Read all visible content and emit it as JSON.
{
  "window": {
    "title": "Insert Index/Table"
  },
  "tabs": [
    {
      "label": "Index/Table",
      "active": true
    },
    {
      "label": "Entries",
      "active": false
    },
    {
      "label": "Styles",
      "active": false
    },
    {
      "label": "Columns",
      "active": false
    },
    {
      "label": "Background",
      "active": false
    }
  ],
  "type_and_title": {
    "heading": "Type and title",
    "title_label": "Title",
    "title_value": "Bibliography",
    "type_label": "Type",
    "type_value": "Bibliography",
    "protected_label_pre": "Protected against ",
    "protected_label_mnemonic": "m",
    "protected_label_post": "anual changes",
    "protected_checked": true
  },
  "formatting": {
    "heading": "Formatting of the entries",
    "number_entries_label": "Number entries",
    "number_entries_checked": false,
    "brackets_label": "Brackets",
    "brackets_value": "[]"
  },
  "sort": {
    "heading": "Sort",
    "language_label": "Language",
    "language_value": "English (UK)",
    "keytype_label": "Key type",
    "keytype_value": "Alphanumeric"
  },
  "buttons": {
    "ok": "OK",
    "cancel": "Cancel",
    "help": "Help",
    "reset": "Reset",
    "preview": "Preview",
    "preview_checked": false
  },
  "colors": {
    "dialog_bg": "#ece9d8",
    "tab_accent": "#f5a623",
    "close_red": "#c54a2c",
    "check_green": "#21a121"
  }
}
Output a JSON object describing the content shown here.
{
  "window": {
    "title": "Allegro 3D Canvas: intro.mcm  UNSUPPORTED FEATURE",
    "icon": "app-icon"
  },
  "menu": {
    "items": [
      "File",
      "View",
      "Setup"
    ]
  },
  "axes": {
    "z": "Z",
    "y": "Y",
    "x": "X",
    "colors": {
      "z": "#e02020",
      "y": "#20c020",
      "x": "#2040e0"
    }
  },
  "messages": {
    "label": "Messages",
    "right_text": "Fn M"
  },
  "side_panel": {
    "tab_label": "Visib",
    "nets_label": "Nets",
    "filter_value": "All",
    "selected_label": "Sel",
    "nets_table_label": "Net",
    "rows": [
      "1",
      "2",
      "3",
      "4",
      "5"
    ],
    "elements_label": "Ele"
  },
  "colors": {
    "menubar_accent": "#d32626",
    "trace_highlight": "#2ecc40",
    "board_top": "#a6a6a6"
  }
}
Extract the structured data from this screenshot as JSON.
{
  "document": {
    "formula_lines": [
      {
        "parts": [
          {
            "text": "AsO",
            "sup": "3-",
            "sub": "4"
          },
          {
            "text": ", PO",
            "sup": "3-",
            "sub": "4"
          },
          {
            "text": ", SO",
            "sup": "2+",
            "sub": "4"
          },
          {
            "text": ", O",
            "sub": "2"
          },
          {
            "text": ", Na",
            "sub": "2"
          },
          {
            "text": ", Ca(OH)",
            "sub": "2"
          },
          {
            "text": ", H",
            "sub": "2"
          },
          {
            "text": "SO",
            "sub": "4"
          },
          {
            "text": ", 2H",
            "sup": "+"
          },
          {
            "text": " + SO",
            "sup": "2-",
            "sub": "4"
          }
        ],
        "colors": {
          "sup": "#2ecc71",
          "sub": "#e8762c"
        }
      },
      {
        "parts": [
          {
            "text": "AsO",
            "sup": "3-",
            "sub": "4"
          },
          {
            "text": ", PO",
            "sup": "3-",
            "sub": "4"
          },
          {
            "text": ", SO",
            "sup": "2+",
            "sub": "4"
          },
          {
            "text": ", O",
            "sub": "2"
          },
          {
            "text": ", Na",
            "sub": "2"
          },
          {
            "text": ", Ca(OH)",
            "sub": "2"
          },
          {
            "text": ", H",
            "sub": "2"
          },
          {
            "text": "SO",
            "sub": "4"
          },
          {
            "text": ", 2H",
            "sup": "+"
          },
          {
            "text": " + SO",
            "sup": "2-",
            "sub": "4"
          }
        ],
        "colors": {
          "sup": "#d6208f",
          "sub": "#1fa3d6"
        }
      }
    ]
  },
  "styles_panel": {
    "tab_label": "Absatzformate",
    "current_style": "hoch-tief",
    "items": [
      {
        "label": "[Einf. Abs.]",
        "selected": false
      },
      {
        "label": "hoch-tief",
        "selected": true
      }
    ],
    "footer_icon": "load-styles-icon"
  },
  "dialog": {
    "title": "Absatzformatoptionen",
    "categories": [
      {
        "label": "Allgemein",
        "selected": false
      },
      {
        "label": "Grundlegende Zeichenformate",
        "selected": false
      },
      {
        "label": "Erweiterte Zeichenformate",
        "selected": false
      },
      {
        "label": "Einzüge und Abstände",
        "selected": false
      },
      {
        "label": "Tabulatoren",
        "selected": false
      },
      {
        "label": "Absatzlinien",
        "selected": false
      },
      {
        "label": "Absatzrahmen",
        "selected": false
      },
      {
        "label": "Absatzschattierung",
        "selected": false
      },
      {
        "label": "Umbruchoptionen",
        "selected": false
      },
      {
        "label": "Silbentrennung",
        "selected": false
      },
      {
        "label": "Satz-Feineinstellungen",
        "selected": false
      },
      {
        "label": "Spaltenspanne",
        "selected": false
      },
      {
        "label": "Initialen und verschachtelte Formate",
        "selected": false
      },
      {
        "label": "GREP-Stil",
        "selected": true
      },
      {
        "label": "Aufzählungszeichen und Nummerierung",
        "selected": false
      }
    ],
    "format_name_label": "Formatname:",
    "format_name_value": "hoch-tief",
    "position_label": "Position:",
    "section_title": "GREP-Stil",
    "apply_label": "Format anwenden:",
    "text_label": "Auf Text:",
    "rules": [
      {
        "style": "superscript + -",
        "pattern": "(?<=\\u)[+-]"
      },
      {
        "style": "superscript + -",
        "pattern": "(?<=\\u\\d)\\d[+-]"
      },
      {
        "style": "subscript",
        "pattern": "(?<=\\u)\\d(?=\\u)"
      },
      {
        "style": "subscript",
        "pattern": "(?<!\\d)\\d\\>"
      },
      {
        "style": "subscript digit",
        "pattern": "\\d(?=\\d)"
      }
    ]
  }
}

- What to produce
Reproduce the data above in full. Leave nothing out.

- Solution
Read all visible content and emit it as JSON.
{
  "window": {
    "title": "Insert Index/Table"
  },
  "tabs": [
    {
      "label": "Index/Table",
      "active": true
    },
    {
      "label": "Entries",
      "active": false
    },
    {
      "label": "Styles",
      "active": false
    },
    {
      "label": "Columns",
      "active": false
    },
    {
      "label": "Background",
      "active": false
    }
  ],
  "type_and_title": {
    "heading": "Type and title",
    "title_label": "Title",
    "title_value": "Bibliography",
    "type_label": "Type",
    "type_value": "Bibliography",
    "protected_label_pre": "Protected against ",
    "protected_label_mnemonic": "m",
    "protected_label_post": "anual changes",
    "protected_checked": true
  },
  "formatting": {
    "heading": "Formatting of the entries",
    "number_entries_label": "Number entries",
    "number_entries_checked": false,
    "brackets_label": "Brackets",
    "brackets_value": "[]"
  },
  "sort": {
    "heading": "Sort",
    "language_label": "Language",
    "language_value": "English (UK)",
    "keytype_label": "Key type",
    "keytype_value": "Alphanumeric"
  },
  "buttons": {
    "ok": "OK",
    "cancel": "Cancel",
    "help": "Help",
    "reset": "Reset",
    "preview": "Preview",
    "preview_checked": false
  },
  "colors": {
    "dialog_bg": "#ece9d8",
    "tab_accent": "#f5a623",
    "close_red": "#c54a2c",
    "check_green": "#21a121"
  }
}
Output a JSON object describing the content shown here.
{
  "window": {
    "title": "Allegro 3D Canvas: intro.mcm  UNSUPPORTED FEATURE",
    "icon": "app-icon"
  },
  "menu": {
    "items": [
      "File",
      "View",
      "Setup"
    ]
  },
  "axes": {
    "z": "Z",
    "y": "Y",
    "x": "X",
    "colors": {
      "z": "#e02020",
      "y": "#20c020",
      "x": "#2040e0"
    }
  },
  "messages": {
    "label": "Messages",
    "right_text": "Fn M"
  },
  "side_panel": {
    "tab_label": "Visib",
    "nets_label": "Nets",
    "filter_value": "All",
    "selected_label": "Sel",
    "nets_table_label": "Net",
    "rows": [
      "1",
      "2",
      "3",
      "4",
      "5"
    ],
    "elements_label": "Ele"
  },
  "colors": {
    "menubar_accent": "#d32626",
    "trace_highlight": "#2ecc40",
    "board_top": "#a6a6a6"
  }
}
Extract the structured data from this screenshot as JSON.
{
  "document": {
    "formula_lines": [
      {
        "parts": [
          {
            "text": "AsO",
            "sup": "3-",
            "sub": "4"
          },
          {
            "text": ", PO",
            "sup": "3-",
            "sub": "4"
          },
          {
            "text": ", SO",
            "sup": "2+",
            "sub": "4"
          },
          {
            "text": ", O",
            "sub": "2"
          },
          {
            "text": ", Na",
            "sub": "2"
          },
          {
            "text": ", Ca(OH)",
            "sub": "2"
          },
          {
            "text": ", H",
            "sub": "2"
          },
          {
            "text": "SO",
            "sub": "4"
          },
          {
            "text": ", 2H",
            "sup": "+"
          },
          {
            "text": " + SO",
            "sup": "2-",
            "sub": "4"
          }
        ],
        "colors": {
          "sup": "#2ecc71",
          "sub": "#e8762c"
        }
      },
      {
        "parts": [
          {
            "text": "AsO",
            "sup": "3-",
            "sub": "4"
          },
          {
            "text": ", PO",
            "sup": "3-",
            "sub": "4"
          },
          {
            "text": ", SO",
            "sup": "2+",
            "sub": "4"
          },
          {
            "text": ", O",
            "sub": "2"
          },
          {
            "text": ", Na",
            "sub": "2"
          },
          {
            "text": ", Ca(OH)",
            "sub": "2"
          },
          {
            "text": ", H",
            "sub": "2"
          },
          {
            "text": "SO",
            "sub": "4"
          },
          {
            "text": ", 2H",
            "sup": "+"
          },
          {
            "text": " + SO",
            "sup": "2-",
            "sub": "4"
          }
        ],
        "colors": {
          "sup": "#d6208f",
          "sub": "#1fa3d6"
        }
      }
    ]
  },
  "styles_panel": {
    "tab_label": "Absatzformate",
    "current_style": "hoch-tief",
    "items": [
      {
        "label": "[Einf. Abs.]",
        "selected": false
      },
      {
        "label": "hoch-tief",
        "selected": true
      }
    ],
    "footer_icon": "load-styles-icon"
  },
  "dialog": {
    "title": "Absatzformatoptionen",
    "categories": [
      {
        "label": "Allgemein",
        "selected": false
      },
      {
        "label": "Grundlegende Zeichenformate",
        "selected": false
      },
      {
        "label": "Erweiterte Zeichenformate",
        "selected": false
      },
      {
        "label": "Einzüge und Abstände",
        "selected": false
      },
      {
        "label": "Tabulatoren",
        "selected": false
      },
      {
        "label": "Absatzlinien",
        "selected": false
      },
      {
        "label": "Absatzrahmen",
        "selected": false
      },
      {
        "label": "Absatzschattierung",
        "selected": false
      },
      {
        "label": "Umbruchoptionen",
        "selected": false
      },
      {
        "label": "Silbentrennung",
        "selected": false
      },
      {
        "label": "Satz-Feineinstellungen",
        "selected": false
      },
      {
        "label": "Spaltenspanne",
        "selected": false
      },
      {
        "label": "Initialen und verschachtelte Formate",
        "selected": false
      },
      {
        "label": "GREP-Stil",
        "selected": true
      },
      {
        "label": "Aufzählungszeichen und Nummerierung",
        "selected": false
      }
    ],
    "format_name_label": "Formatname:",
    "format_name_value": "hoch-tief",
    "position_label": "Position:",
    "section_title": "GREP-Stil",
    "apply_label": "Format anwenden:",
    "text_label": "Auf Text:",
    "rules": [
      {
        "style": "superscript + -",
        "pattern": "(?<=\\u)[+-]"
      },
      {
        "style": "superscript + -",
        "pattern": "(?<=\\u\\d)\\d[+-]"
      },
      {
        "style": "subscript",
        "pattern": "(?<=\\u)\\d(?=\\u)"
      },
      {
        "style": "subscript",
        "pattern": "(?<!\\d)\\d\\>"
      },
      {
        "style": "subscript digit",
        "pattern": "\\d(?=\\d)"
      }
    ]
  }
}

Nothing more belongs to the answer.